First and most importantly, forget everything you’ve ever seen or heard about the industry in movies and television. None of it is applicable in today’s publishing industry. Let go of any expectations of how it is “supposed” to be. To paraphrase Garrison Kellior, Publishing is what you make it, make the best of it.
Saturation: There isn’t much you can do to change that but what you can do, is learn how to stand out in the saturated market. Stand out to agents and editors by knowing your genre, your word count norms and formula expectations. Stand out to your market audience by great social media and by playing the “amazon” game. I highly recommend Amazon Decoded by David Gaughran.
Backlist: Build your own backlist! Write 7-10 books in the same or similar genre and in 10 years, you too may be able to profit off backlist titles.
Shelf space: This one may be a bit of an ego check. Ask yourself this question, how will my book being in print benefit me? Most of the time, it won’t. Nope, penny for penny most of the time, print is just about ego. Authors can make more money on audio versions of their books or even gaming/read along apps. Think outside of the printed page.
Brand Name: Build one! Again, stay in one genre and make sure your marketing revolves around your brand. Learn social media, I don’t care how old you are or how much you hate it, this is an absolute must in the current market. I recommend reading, Influencer: Building Your Personal Brand in the Age of Social Media by Brittany Hennessy. Make sure that the information you are ingesting is as up to date as possible because social media influence changes very quickly and so do its users. Don’t waste time on a social media that won’t benefit your brand. Connect to writers and readers of your genre, be authentic, be nice, and write, write, write!
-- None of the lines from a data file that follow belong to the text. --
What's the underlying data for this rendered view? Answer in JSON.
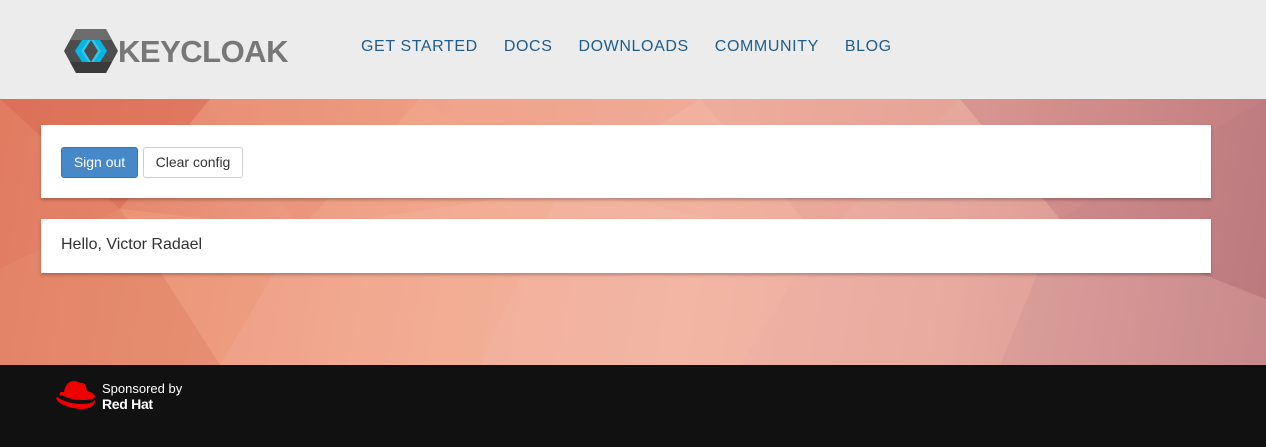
{
  "header": {
    "logo_text": "KEYCLOAK",
    "nav": [
      "GET STARTED",
      "DOCS",
      "DOWNLOADS",
      "COMMUNITY",
      "BLOG"
    ]
  },
  "actions": {
    "sign_out_label": "Sign out",
    "clear_config_label": "Clear config"
  },
  "greeting": "Hello, Victor Radael",
  "footer": {
    "sponsored_label": "Sponsored by",
    "brand": "Red Hat",
    "icon": "redhat-hat-icon"
  },
  "colors": {
    "header_bg": "#ececec",
    "nav_link": "#1e5d8c",
    "primary_button": "#4789c8",
    "footer_bg": "#111111",
    "redhat_red": "#ee0000"
  }
}
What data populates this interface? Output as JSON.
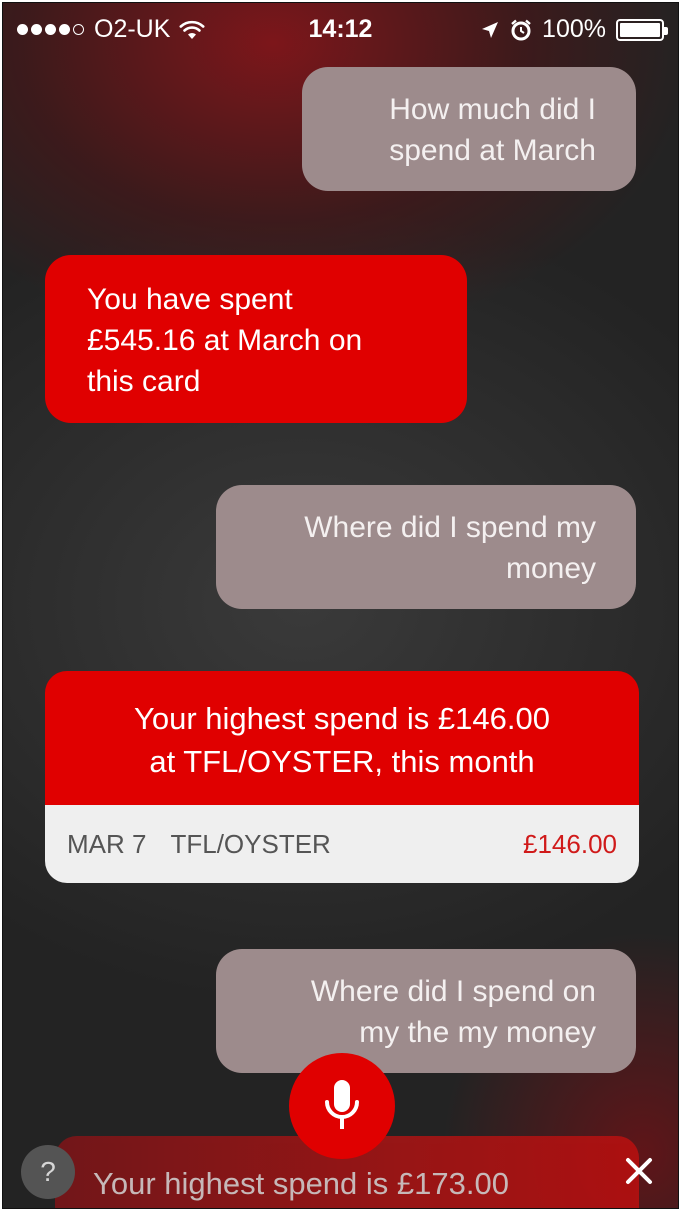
{
  "status_bar": {
    "carrier": "O2-UK",
    "time": "14:12",
    "battery": "100%"
  },
  "messages": [
    {
      "role": "user",
      "text": "How much did I\nspend at March"
    },
    {
      "role": "bot",
      "text": "You have spent\n£545.16 at March on\nthis card"
    },
    {
      "role": "user",
      "text": "Where did I spend my\nmoney"
    },
    {
      "role": "bot_card",
      "text": "Your highest spend is £146.00\nat TFL/OYSTER, this month",
      "transaction": {
        "date": "MAR 7",
        "merchant": "TFL/OYSTER",
        "amount": "£146.00"
      }
    },
    {
      "role": "user",
      "text": "Where did I spend on\nmy the my money"
    },
    {
      "role": "bot_partial",
      "text": "Your highest spend is £173.00"
    }
  ],
  "controls": {
    "help_label": "?",
    "mic_icon": "microphone-icon",
    "close_icon": "close-icon"
  },
  "colors": {
    "brand_red": "#e00000",
    "user_bubble": "#9d8b8c",
    "amount_red": "#d01a1a"
  }
}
Money: Write because you love it, not to make a million dollars or because you want to be the next outlier. Writing isn’t a lottery ticket, it is excruciatingly hard work. It isn’t a retirement plan either. You have to dedicate tons of time and your own money into making it a success. Think of it like a small business, you need to be able to stay afloat for at least five years without making a profit. The brilliant author, NK Jemisin once commented that not even a Hugo award could keep her afloat as an author. She still had a regular job. Don’t define your author success by how much money you make. Some of the best authors in all of history died poor and some of the worst authors are currently millionaires.
Marketing: Every human that you encounter should know you are an author and they should have a way to buy your book within two clicks on their phones or computers. Make it easy on yourself. You aren’t expected to know everything, just take the time to learn it. I recommend, How To Market a Book by Joanna Penn. Don’t waste energy resenting others for not marketing for you, do it for yourself.